No, it's not about raising vegetables for lasagna. It's about a method of gardening that utilizes a layering system (basically sheet composting on steroids) to reduce the work it takes to make and maintain a garden.

Rather than digging or tilling the soil, the author encourages us to build it up by layering organic materials on top of the soil before planting and then keeping it mulched once the plants are growing and throughout the season.

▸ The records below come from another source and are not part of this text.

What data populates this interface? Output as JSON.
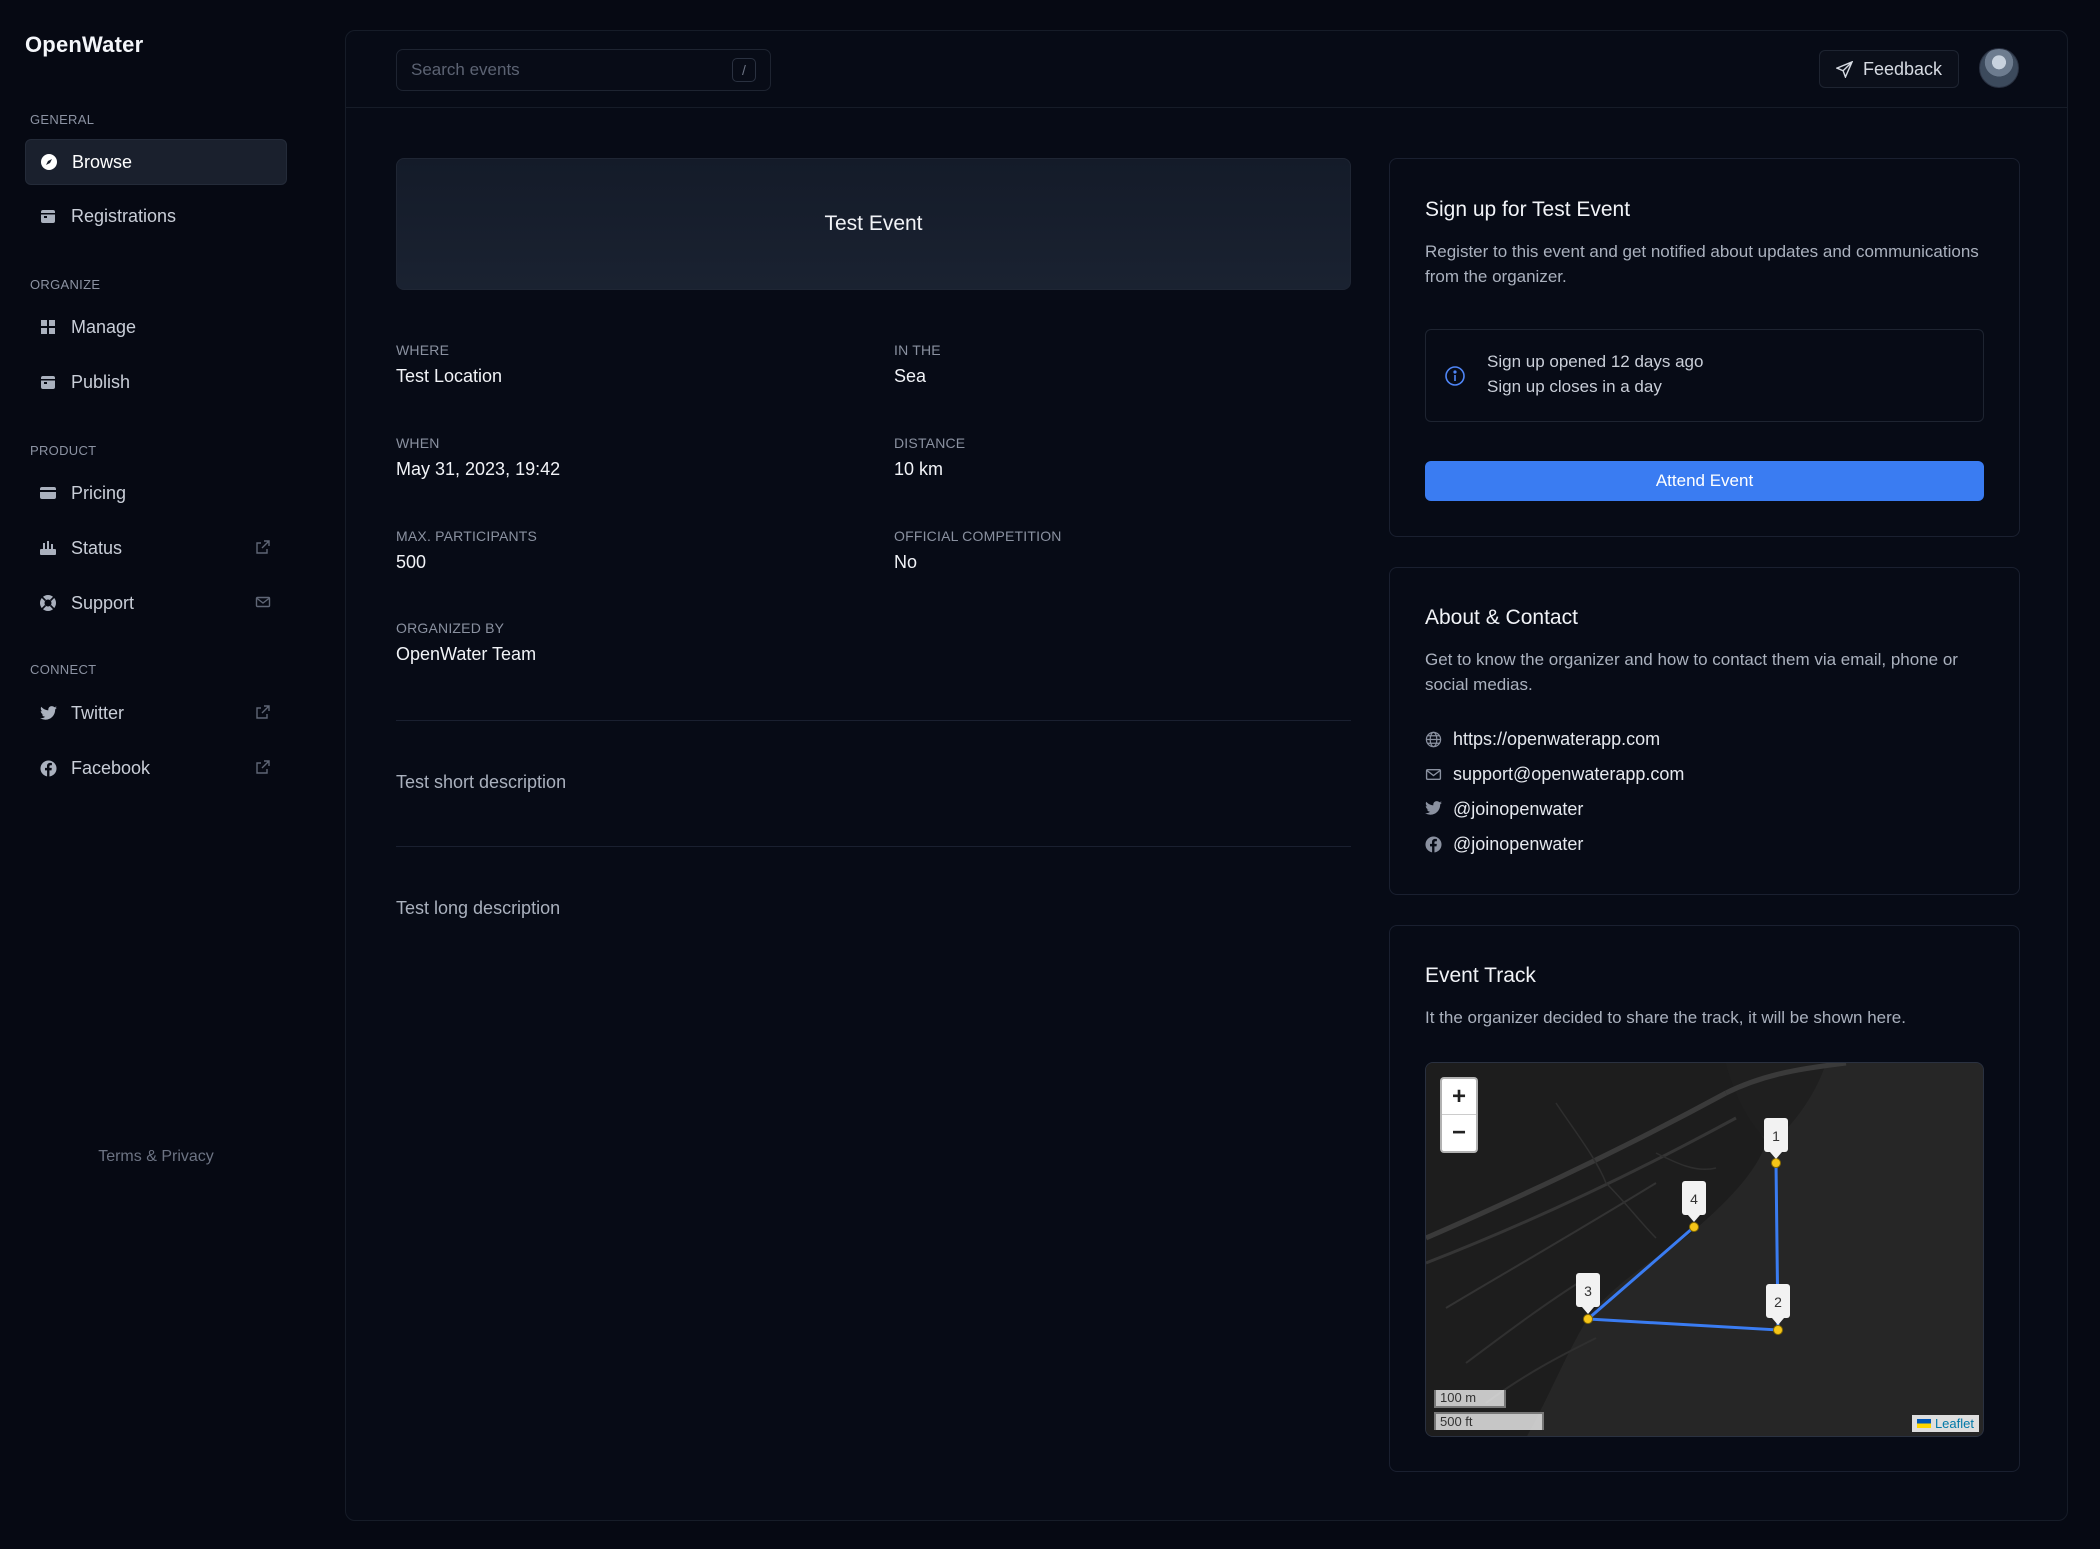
{
  "app": {
    "name": "OpenWater"
  },
  "sidebar": {
    "sections": [
      {
        "label": "GENERAL"
      },
      {
        "label": "ORGANIZE"
      },
      {
        "label": "PRODUCT"
      },
      {
        "label": "CONNECT"
      }
    ],
    "items": [
      {
        "label": "Browse",
        "icon": "compass-icon"
      },
      {
        "label": "Registrations",
        "icon": "calendar-icon"
      },
      {
        "label": "Manage",
        "icon": "grid-icon"
      },
      {
        "label": "Publish",
        "icon": "calendar-icon"
      },
      {
        "label": "Pricing",
        "icon": "credit-card-icon"
      },
      {
        "label": "Status",
        "icon": "status-icon",
        "trail": "external-link-icon"
      },
      {
        "label": "Support",
        "icon": "lifebuoy-icon",
        "trail": "mail-icon"
      },
      {
        "label": "Twitter",
        "icon": "twitter-icon",
        "trail": "external-link-icon"
      },
      {
        "label": "Facebook",
        "icon": "facebook-icon",
        "trail": "external-link-icon"
      }
    ],
    "footer": "Terms & Privacy"
  },
  "topbar": {
    "search_placeholder": "Search events",
    "search_shortcut": "/",
    "feedback_label": "Feedback"
  },
  "event": {
    "title": "Test Event",
    "fields": [
      {
        "label": "WHERE",
        "value": "Test Location"
      },
      {
        "label": "IN THE",
        "value": "Sea"
      },
      {
        "label": "WHEN",
        "value": "May 31, 2023, 19:42"
      },
      {
        "label": "DISTANCE",
        "value": "10 km"
      },
      {
        "label": "MAX. PARTICIPANTS",
        "value": "500"
      },
      {
        "label": "OFFICIAL COMPETITION",
        "value": "No"
      },
      {
        "label": "ORGANIZED BY",
        "value": "OpenWater Team"
      }
    ],
    "short_description": "Test short description",
    "long_description": "Test long description"
  },
  "signup": {
    "title": "Sign up for Test Event",
    "subtitle": "Register to this event and get notified about updates and communications from the organizer.",
    "opened": "Sign up opened 12 days ago",
    "closes": "Sign up closes in a day",
    "button": "Attend Event"
  },
  "about": {
    "title": "About & Contact",
    "subtitle": "Get to know the organizer and how to contact them via email, phone or social medias.",
    "website": "https://openwaterapp.com",
    "email": "support@openwaterapp.com",
    "twitter": "@joinopenwater",
    "facebook": "@joinopenwater"
  },
  "track": {
    "title": "Event Track",
    "subtitle": "It the organizer decided to share the track, it will be shown here.",
    "markers": [
      "1",
      "2",
      "3",
      "4"
    ],
    "zoom_in": "+",
    "zoom_out": "−",
    "scale_metric": "100 m",
    "scale_imperial": "500 ft",
    "attribution": "Leaflet"
  },
  "colors": {
    "accent": "#3a7cf2",
    "background": "#060913",
    "track_line": "#3a7cf2",
    "marker_dot": "#f5c518"
  }
}
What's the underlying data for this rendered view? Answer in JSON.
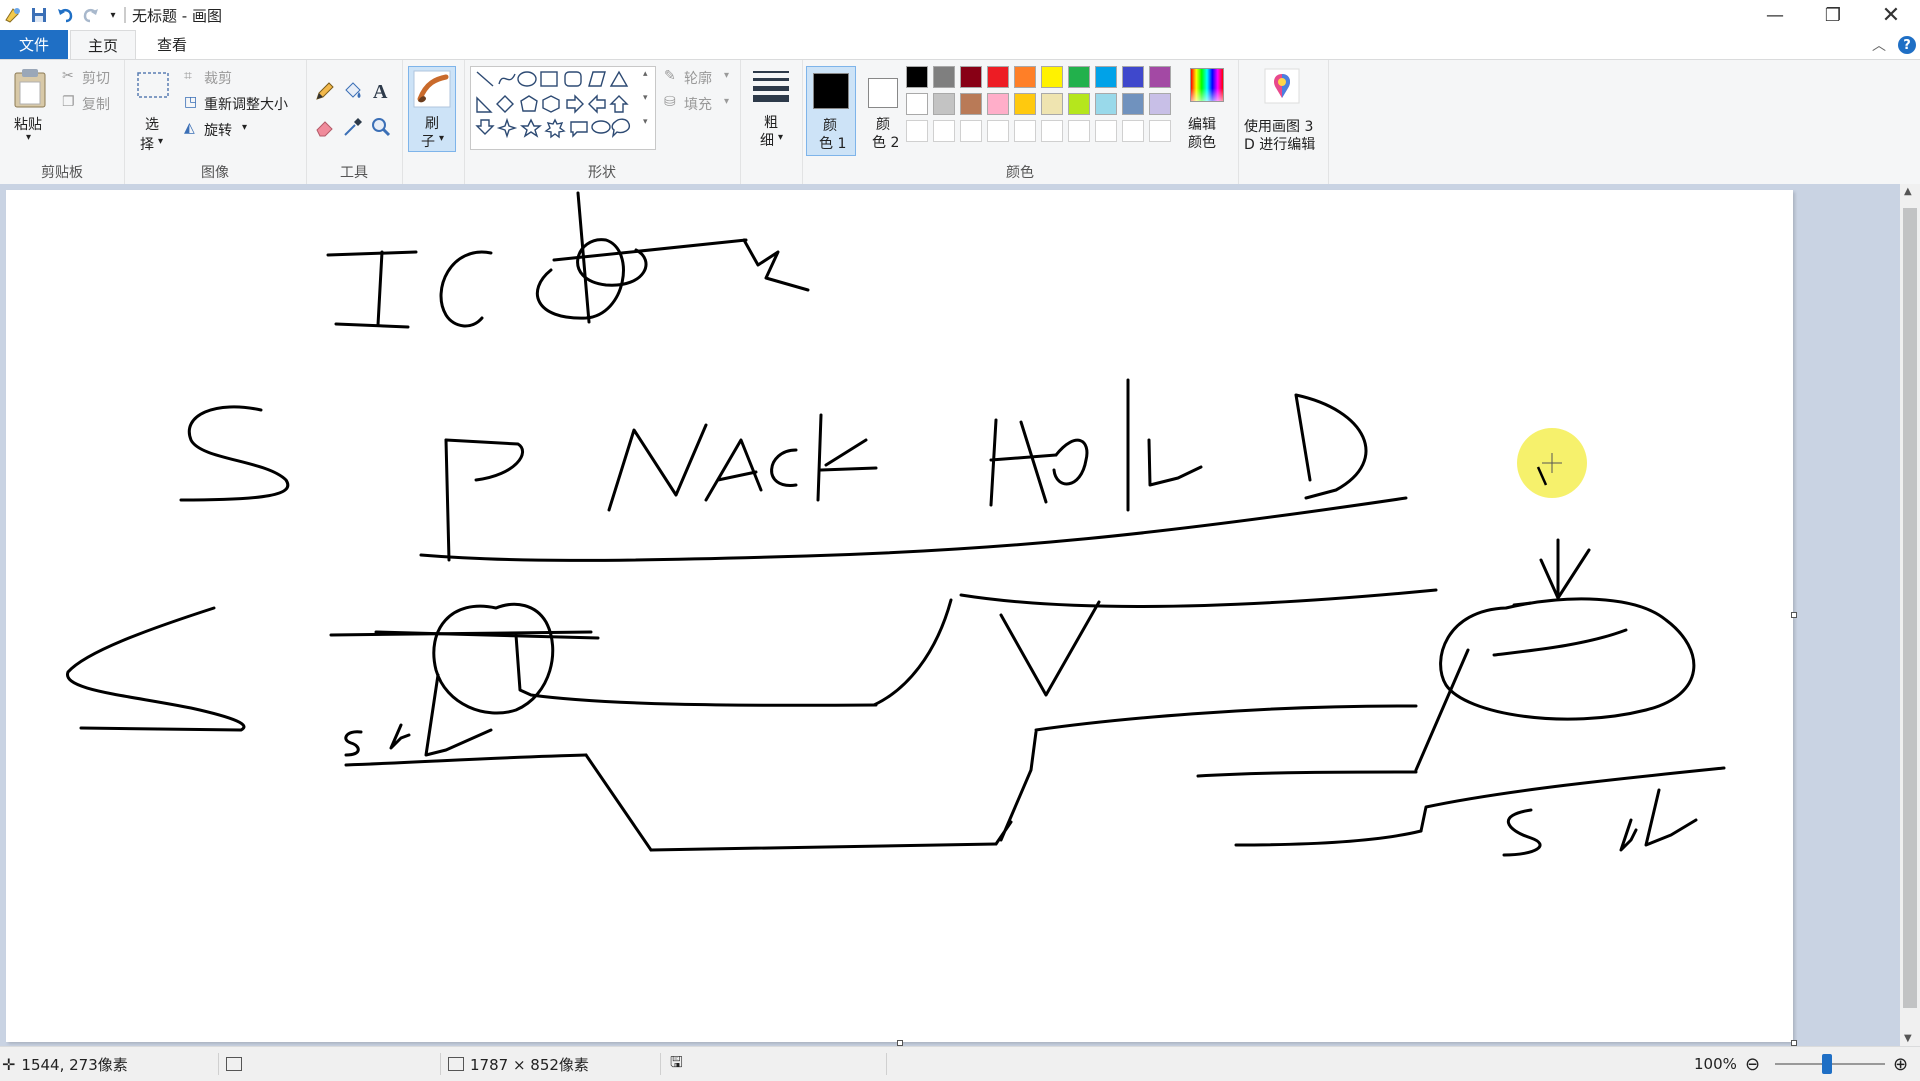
{
  "window": {
    "title": "无标题 - 画图",
    "controls": [
      "minimize",
      "maximize",
      "close"
    ]
  },
  "menu": {
    "tabs": [
      {
        "label": "文件",
        "active": false,
        "style": "file"
      },
      {
        "label": "主页",
        "active": true
      },
      {
        "label": "查看",
        "active": false
      }
    ]
  },
  "ribbon": {
    "clipboard": {
      "group_label": "剪贴板",
      "paste": "粘贴",
      "cut": "剪切",
      "copy": "复制"
    },
    "image": {
      "group_label": "图像",
      "select_top": "选",
      "select_bottom": "择",
      "crop": "裁剪",
      "resize": "重新调整大小",
      "rotate": "旋转"
    },
    "tools": {
      "group_label": "工具"
    },
    "brush": {
      "top": "刷",
      "bottom": "子"
    },
    "shapes": {
      "group_label": "形状",
      "outline": "轮廓",
      "fill": "填充"
    },
    "size": {
      "top": "粗",
      "bottom": "细"
    },
    "colors": {
      "group_label": "颜色",
      "color1_top": "颜",
      "color1_bottom": "色 1",
      "color2_top": "颜",
      "color2_bottom": "色 2",
      "edit_top": "编辑",
      "edit_bottom": "颜色",
      "color1_value": "#000000",
      "color2_value": "#ffffff",
      "palette_row1": [
        "#000000",
        "#7f7f7f",
        "#880015",
        "#ed1c24",
        "#ff7f27",
        "#fff200",
        "#22b14c",
        "#00a2e8",
        "#3f48cc",
        "#a349a4"
      ],
      "palette_row2": [
        "#ffffff",
        "#c3c3c3",
        "#b97a57",
        "#ffaec9",
        "#ffc90e",
        "#efe4b0",
        "#b5e61d",
        "#99d9ea",
        "#7092be",
        "#c8bfe7"
      ]
    },
    "paint3d": {
      "line1": "使用画图 3",
      "line2": "D 进行编辑"
    }
  },
  "status": {
    "cursor_pos": "1544, 273像素",
    "image_size": "1787 × 852像素",
    "zoom": "100%"
  },
  "drawing": {
    "texts_handwritten": [
      "IIC",
      "S",
      "P",
      "NACK",
      "HOLD",
      "S",
      "SCL",
      "SCL"
    ]
  }
}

I'm giving it a whirl on two new gardens this fall in preparation for spring planting. For the herb/perennial bed a thick layer of spoiled hay has been laid down already and more will be added on top of that as fall progresses. By spring the soil underneath should be soft and loose from the work of microbes and earthworms, and then I'll plant the herb seedlings right into it without any tilling at all. For the new cut flower garden, it will be a modified version of this method. the beds were spread with manure, tilled and planted in spring oats as a cover crop with the paths left untilled and covered with wood chips. Once the spring oats have been winter-killed, the beds will get layered with various mulches. Next spring, flower seeds and seedlings will be planted directly without further tilling.

Eventually, I want to do all of the gardens in permanent beds with walkways in between and hopefully do away with tilling altogether. As with all of this, a little bit at a time and we'll see how it goes.


Jody M said...

I've had good luck with this method. I've never seen such good, dark soil or so many earthworms.

The two problems I've had:

1. Some layers do NOT want to soak in water, and when you water it just runs right off.

2. Seedlings take much better to a new Lasagna bed than seeds do (although if you put dirt or a dirt-like medium on top it does seem to help the seeds germinate).

Michelle said...

How I wish my husband wasn't so traditional in his beliefs on gardening (and a few other things)! This sounds so fascinating, and we have not had great luck with our traditional tilling methods. But I know he would rather fight than switch....